Work order:
Please retype the listing below without a single change.

Data provided:
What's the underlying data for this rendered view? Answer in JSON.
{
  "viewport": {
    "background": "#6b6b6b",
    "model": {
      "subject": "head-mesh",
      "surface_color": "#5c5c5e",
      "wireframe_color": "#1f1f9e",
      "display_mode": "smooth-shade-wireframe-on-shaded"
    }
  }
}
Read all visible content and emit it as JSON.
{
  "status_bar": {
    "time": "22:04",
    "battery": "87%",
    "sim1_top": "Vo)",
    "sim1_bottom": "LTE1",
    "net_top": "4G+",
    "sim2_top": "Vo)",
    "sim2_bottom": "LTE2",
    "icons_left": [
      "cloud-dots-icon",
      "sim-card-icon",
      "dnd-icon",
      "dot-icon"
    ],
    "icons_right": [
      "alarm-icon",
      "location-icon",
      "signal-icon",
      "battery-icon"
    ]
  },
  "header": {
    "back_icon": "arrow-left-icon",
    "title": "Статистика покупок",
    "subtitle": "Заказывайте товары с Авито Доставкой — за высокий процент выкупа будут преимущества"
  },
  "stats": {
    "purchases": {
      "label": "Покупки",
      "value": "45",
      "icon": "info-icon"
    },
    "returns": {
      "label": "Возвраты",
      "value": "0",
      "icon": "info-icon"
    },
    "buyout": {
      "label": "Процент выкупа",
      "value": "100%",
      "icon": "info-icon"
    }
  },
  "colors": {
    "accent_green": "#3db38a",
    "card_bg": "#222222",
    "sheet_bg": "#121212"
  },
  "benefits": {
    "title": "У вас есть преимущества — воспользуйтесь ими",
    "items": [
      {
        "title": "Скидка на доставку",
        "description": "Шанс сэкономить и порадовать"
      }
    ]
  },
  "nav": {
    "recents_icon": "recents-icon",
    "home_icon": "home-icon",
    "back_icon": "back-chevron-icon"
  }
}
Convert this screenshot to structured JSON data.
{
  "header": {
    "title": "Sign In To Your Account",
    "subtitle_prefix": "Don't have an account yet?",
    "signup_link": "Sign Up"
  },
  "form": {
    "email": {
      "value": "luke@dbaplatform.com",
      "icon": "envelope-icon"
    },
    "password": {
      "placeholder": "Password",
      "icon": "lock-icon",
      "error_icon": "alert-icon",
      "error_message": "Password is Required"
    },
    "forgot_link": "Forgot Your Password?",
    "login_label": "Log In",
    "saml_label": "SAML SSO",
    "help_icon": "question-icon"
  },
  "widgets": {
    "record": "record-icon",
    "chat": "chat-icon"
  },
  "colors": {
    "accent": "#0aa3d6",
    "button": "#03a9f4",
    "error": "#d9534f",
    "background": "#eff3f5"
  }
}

Output for this task:
What's the underlying data for this rendered view? Answer in JSON.
{
  "viewport": {
    "background": "#6b6b6b",
    "model": {
      "subject": "head-mesh",
      "surface_color": "#5c5c5e",
      "wireframe_color": "#1f1f9e",
      "display_mode": "smooth-shade-wireframe-on-shaded"
    }
  }
}
Read all visible content and emit it as JSON.
{
  "status_bar": {
    "time": "22:04",
    "battery": "87%",
    "sim1_top": "Vo)",
    "sim1_bottom": "LTE1",
    "net_top": "4G+",
    "sim2_top": "Vo)",
    "sim2_bottom": "LTE2",
    "icons_left": [
      "cloud-dots-icon",
      "sim-card-icon",
      "dnd-icon",
      "dot-icon"
    ],
    "icons_right": [
      "alarm-icon",
      "location-icon",
      "signal-icon",
      "battery-icon"
    ]
  },
  "header": {
    "back_icon": "arrow-left-icon",
    "title": "Статистика покупок",
    "subtitle": "Заказывайте товары с Авито Доставкой — за высокий процент выкупа будут преимущества"
  },
  "stats": {
    "purchases": {
      "label": "Покупки",
      "value": "45",
      "icon": "info-icon"
    },
    "returns": {
      "label": "Возвраты",
      "value": "0",
      "icon": "info-icon"
    },
    "buyout": {
      "label": "Процент выкупа",
      "value": "100%",
      "icon": "info-icon"
    }
  },
  "colors": {
    "accent_green": "#3db38a",
    "card_bg": "#222222",
    "sheet_bg": "#121212"
  },
  "benefits": {
    "title": "У вас есть преимущества — воспользуйтесь ими",
    "items": [
      {
        "title": "Скидка на доставку",
        "description": "Шанс сэкономить и порадовать"
      }
    ]
  },
  "nav": {
    "recents_icon": "recents-icon",
    "home_icon": "home-icon",
    "back_icon": "back-chevron-icon"
  }
}
Convert this screenshot to structured JSON data.
{
  "header": {
    "title": "Sign In To Your Account",
    "subtitle_prefix": "Don't have an account yet?",
    "signup_link": "Sign Up"
  },
  "form": {
    "email": {
      "value": "luke@dbaplatform.com",
      "icon": "envelope-icon"
    },
    "password": {
      "placeholder": "Password",
      "icon": "lock-icon",
      "error_icon": "alert-icon",
      "error_message": "Password is Required"
    },
    "forgot_link": "Forgot Your Password?",
    "login_label": "Log In",
    "saml_label": "SAML SSO",
    "help_icon": "question-icon"
  },
  "widgets": {
    "record": "record-icon",
    "chat": "chat-icon"
  },
  "colors": {
    "accent": "#0aa3d6",
    "button": "#03a9f4",
    "error": "#d9534f",
    "background": "#eff3f5"
  }
}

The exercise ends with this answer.